8. Mid-Afternoon Meditation In Different Places
We have been part of meditation groups off and on for years, including one in Guanajuato that meets weekdays from 8 to 9 a.m., led by a Japanese teacher. During COVID, it stopped meeting, so Barry and I decided to sit in one of several rotating churches in el centro most afternoons. Although I’m not of the faith, I love meditating in Catholic churches, staring at the icons and statues.
In Eureka, meanwhile, we live opposite the Redwood Curtain Theater, whose Board has kindly given us permission to enter the building when it’s not in use, so most afternoons we meditate there.
Although it’s recommended to meditate in the morning, I like doing it mid-afternoon, which is my bio-rhythmically low time, what the ancients called acedia, a Greek word meaning listlessness and ennui.
9. Sunday Roast
Barry and I don’t eat meat, but we remember Sundays in childhood when, for both of us, that was the one day of the week when our main meal was lunch. In my case, Mother always prepared pot roast, whereas Barry’s “mum” cooked whatever the butcher delivered on Friday. In postwar Britain, meat, milk, and bread were delivered to homes.
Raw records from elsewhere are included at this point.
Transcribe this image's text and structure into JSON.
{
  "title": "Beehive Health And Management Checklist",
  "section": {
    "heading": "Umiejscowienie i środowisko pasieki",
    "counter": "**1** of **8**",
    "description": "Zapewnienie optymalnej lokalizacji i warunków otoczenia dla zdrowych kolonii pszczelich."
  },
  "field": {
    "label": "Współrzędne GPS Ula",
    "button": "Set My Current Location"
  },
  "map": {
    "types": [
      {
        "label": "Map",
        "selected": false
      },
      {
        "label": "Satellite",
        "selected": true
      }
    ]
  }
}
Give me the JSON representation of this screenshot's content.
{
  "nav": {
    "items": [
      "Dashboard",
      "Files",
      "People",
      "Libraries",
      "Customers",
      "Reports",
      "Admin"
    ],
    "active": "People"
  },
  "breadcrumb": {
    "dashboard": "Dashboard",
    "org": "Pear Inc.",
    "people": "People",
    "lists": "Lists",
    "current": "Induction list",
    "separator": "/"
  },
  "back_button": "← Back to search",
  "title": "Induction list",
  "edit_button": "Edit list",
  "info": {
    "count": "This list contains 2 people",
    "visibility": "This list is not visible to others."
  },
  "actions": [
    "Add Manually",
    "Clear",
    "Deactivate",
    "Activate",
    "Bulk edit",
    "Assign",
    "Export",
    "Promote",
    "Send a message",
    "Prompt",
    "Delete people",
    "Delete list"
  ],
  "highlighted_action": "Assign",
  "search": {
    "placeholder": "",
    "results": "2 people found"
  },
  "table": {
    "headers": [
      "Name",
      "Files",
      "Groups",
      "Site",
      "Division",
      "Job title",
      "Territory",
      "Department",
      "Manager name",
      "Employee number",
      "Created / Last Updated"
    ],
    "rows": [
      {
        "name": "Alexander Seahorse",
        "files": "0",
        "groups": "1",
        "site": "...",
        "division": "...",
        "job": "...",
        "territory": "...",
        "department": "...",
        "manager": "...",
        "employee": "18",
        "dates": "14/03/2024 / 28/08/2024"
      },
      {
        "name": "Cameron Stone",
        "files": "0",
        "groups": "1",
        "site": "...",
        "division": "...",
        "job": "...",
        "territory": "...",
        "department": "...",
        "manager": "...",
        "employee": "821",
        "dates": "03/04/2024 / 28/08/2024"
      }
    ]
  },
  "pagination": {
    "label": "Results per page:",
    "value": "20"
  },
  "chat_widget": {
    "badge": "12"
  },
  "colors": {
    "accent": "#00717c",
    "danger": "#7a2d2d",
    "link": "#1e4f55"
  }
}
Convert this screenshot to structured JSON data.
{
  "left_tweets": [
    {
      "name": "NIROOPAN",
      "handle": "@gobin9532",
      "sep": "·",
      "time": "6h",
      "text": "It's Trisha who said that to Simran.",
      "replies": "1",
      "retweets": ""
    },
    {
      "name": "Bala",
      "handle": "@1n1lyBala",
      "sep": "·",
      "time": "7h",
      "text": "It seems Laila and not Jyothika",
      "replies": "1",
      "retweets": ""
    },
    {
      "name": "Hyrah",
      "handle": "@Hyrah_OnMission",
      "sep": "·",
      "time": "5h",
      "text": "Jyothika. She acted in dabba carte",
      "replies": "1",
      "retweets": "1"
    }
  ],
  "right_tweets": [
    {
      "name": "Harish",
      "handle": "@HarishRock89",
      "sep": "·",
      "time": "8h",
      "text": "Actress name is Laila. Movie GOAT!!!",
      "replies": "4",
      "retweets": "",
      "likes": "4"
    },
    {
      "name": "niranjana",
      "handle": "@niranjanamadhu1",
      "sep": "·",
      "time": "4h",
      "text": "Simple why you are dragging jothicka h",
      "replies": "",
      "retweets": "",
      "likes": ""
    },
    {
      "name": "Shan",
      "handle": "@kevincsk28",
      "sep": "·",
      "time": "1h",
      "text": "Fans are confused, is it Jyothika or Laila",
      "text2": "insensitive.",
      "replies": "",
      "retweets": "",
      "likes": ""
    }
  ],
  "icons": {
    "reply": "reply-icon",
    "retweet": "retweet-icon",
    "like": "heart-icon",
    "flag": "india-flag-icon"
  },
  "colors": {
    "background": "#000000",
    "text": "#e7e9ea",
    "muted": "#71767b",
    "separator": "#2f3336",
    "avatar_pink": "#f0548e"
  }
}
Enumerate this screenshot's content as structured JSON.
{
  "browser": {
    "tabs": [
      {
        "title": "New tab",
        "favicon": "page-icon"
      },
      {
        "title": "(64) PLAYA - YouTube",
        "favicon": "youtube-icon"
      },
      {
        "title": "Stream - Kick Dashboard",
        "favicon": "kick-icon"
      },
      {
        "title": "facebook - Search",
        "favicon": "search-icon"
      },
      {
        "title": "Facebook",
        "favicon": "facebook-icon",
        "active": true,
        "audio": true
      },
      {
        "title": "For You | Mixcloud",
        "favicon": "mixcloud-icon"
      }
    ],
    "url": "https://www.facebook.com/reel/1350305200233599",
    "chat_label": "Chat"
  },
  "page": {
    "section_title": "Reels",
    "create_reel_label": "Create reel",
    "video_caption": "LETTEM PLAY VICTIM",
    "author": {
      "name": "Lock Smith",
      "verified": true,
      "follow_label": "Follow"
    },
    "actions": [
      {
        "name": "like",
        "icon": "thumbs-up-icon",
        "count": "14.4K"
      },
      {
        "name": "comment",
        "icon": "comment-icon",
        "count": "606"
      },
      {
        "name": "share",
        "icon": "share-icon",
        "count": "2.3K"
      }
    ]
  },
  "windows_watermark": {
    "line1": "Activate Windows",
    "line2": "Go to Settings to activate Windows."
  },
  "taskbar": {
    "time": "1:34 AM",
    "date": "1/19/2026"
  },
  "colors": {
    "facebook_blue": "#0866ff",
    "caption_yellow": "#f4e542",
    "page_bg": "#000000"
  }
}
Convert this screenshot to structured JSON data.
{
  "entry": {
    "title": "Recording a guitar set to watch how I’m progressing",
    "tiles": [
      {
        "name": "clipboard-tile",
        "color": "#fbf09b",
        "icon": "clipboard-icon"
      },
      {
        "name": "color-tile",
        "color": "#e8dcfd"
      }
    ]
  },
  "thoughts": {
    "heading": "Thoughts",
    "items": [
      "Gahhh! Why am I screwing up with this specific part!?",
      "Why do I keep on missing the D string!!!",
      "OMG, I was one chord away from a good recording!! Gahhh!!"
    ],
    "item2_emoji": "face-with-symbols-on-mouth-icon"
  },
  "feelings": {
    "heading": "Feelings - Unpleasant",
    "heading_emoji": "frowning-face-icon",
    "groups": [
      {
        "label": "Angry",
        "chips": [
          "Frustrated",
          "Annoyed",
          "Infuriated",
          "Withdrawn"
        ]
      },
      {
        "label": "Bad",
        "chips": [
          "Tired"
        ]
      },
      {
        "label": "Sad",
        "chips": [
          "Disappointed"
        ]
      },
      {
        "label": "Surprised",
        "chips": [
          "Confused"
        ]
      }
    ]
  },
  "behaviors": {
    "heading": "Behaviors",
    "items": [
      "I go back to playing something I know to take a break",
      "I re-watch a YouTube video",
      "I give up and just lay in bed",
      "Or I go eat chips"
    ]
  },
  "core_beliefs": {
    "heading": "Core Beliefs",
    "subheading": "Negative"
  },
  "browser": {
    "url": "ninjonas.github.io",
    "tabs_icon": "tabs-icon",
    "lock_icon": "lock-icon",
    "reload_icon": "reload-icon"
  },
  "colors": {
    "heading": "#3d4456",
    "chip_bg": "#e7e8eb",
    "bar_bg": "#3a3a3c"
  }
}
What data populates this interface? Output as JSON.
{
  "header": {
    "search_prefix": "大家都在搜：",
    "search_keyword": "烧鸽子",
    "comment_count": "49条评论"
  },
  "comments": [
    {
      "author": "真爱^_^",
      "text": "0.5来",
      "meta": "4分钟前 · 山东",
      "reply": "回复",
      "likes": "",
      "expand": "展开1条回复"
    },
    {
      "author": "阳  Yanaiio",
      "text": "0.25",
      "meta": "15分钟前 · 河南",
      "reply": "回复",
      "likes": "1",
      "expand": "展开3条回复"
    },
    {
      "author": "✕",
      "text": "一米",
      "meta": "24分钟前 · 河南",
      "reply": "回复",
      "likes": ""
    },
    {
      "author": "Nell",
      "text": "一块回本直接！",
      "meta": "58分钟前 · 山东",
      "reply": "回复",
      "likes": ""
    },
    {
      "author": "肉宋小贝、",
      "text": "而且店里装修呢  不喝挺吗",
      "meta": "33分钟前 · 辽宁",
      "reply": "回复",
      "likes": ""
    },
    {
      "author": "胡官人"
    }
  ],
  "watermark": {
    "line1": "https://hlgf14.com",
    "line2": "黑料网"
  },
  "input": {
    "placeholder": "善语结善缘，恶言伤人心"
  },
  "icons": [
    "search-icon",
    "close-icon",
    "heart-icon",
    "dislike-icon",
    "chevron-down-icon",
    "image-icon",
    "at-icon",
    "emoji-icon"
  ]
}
Once a week, we enjoy our version of Sunday roast. I’m not much of a baker, so instead of making the pizza from scratch, I buy a thin-crust one, adding beets, mushrooms, caramelized onions, red pepper, and feta or goat cheese.
Of course, Barry and I have plenty of separate hobbies. He enjoys stargazing, for example, while I’m loving my revitalized sketching practice. But even when we don’t have the same interests, we encourage each other.
Yesterday, for example, I joined him nearby to take photos with his new drone, both of us getting an adrenaline rush when we’d watch the drone disappear in the overcast sky, wondering if it was gone for good. And for my birthday, he built me an artist’s table so I can have a dedicated place to sketch and watercolor. I feel deeply fortunate that I have a supportive life companion.